The Problem With Presenteeism
As an HR Professional, in nearly every organisation I have worked, the topic of absenteeism and what to do about it is one that is often discussed and worked on. Many practices have absence levels as one of their key measurements as it has a direct effect on the bottom line.
There is however, an ever increasing threat that can slow down work, reduce productivity and sap employee energy. This new threat is presenteeism. The aim of this article is to look at what it is, how it affects productivity and how to tackle it.
1. What is presenteeism?
Presenteeism can be defined as the practice of coming to work despite illness, injury or other distress, often resulting in reduced productivity or a loss of workplace productivity resulting from employee health problems and/or personal issues. Even though the employee is physically present at work, because they are experiencing problems (which can be many and varied, including, allergies, stress, family problems etc.) they are unable to fully perform their duties and are more likely to make mistakes in the work they do perform. And in this industry, missing something crucial can have a devastating effect.
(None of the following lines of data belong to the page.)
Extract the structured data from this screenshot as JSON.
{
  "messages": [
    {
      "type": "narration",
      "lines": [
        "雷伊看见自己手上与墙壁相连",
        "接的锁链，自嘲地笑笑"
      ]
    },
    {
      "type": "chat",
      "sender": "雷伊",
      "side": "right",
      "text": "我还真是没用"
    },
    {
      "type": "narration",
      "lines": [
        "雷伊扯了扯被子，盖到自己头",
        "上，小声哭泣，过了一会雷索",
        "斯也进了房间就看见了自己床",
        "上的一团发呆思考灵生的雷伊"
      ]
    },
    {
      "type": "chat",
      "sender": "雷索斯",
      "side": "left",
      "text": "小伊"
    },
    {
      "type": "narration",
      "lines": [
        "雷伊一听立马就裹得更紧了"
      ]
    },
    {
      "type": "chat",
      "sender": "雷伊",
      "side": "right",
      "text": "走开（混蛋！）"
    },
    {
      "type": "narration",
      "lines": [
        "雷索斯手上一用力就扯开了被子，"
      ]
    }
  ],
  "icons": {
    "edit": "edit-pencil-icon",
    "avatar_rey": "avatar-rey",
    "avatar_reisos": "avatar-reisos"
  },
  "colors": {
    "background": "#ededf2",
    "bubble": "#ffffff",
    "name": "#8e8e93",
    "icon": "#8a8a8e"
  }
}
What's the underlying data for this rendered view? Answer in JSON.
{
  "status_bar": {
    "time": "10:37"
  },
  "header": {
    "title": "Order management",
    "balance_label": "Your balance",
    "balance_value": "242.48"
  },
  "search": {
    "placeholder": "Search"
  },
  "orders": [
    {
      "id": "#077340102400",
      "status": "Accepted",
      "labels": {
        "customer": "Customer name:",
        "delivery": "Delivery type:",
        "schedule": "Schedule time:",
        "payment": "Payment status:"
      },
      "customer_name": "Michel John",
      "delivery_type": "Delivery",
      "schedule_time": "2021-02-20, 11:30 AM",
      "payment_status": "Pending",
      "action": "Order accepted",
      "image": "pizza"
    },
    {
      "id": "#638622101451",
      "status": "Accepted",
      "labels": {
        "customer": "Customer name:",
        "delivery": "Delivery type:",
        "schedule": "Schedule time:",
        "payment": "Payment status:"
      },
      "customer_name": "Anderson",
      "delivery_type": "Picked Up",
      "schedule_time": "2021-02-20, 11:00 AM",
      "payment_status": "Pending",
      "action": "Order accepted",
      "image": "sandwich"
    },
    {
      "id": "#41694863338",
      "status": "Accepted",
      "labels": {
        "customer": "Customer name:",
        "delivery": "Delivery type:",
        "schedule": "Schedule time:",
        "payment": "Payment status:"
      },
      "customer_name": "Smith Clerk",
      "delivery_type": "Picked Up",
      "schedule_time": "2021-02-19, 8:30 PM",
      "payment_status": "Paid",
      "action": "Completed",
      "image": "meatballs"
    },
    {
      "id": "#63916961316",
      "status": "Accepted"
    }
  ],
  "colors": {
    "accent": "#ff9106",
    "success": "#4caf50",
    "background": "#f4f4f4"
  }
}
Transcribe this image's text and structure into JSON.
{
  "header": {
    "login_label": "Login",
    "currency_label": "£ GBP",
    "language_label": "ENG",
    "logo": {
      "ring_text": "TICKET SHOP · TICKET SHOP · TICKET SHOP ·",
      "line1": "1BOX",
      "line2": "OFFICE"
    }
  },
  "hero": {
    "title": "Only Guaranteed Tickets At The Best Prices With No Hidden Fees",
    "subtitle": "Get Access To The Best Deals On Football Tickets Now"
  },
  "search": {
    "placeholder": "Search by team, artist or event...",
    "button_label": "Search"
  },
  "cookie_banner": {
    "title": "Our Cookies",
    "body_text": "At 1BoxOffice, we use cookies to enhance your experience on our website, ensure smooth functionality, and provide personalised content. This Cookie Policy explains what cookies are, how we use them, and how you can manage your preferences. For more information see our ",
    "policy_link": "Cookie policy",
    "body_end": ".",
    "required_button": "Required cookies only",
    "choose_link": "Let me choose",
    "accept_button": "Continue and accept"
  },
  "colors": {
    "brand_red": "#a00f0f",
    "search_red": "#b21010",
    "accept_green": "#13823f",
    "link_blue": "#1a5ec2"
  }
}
In a 2004 study of the problem, the Harvard Business Review noted that presenteeism is not to be confused with malingering (pretending to be ill to avoid work) or just deliberately putting off duties at work, and should be considered a particular condition of being unable to perform at the highest level due to real physical or mental health challenges.
Unlike absenteeism, presenteeism is more difficult to identify, and also has potentially hard-to-track, far reaching consequences for your practice.
2. What are the negative impacts of presenteeism
Some studies have shown that the cost of presenteeism can as high as 7.5 times that of absenteeism, and in the cases of employees with some stress related issues (high blood pressure, migraines, heart disease etc.) as much as 15 times greater. Yet, unlike in the case of absenteeism, these losses are much harder to identify because it’s impossible to tell with a glance which employees are doing a high quality job and solving problems, and which ones are muddling through in the face of physical or mental problems that prevent them from working at their full capacity.
3. So what can you do about it?
Presenteeism is harder to see than absenteeism and therefore harder to tackle, but as we’ve also seen, if you do tackle it, it can give any practice a clear competitive advantage.
Research has shown that targeted wellbeing investments can pay off, especially those covering areas like neck pain, back pain, fatigue and slight depression, which are among those with high presenteeism levels.
Look at ways people can work from home or can work flexibly and create a culture where people are encouraged to look after themselves and others and not be afraid of being honest if they are not up to coming into work and don’t feel pressurised to coming in when they don’t feel well. Include stress management and mental health programmes in any wellness programmes as this can help prevent presenteeism in a pro-active and cost effective way.
4. Stop presenteeism before it starts
This is really down to the culture and the behaviours of managers and employees. Any practice serious about preventing presenteeism needs to look at themselves and examine the culture and structures which unintentionally may be contributing to it. Managers must provide assistance to employees to help them make healthier choices for themselves for the good of everyone at the office.
If you would like any help or ideas on how you can help to reduce presenteeism in your practice, give Gateway HR a call on 01536 215240. Further information and contact details can be found at Gateway HR’s fantastic new website: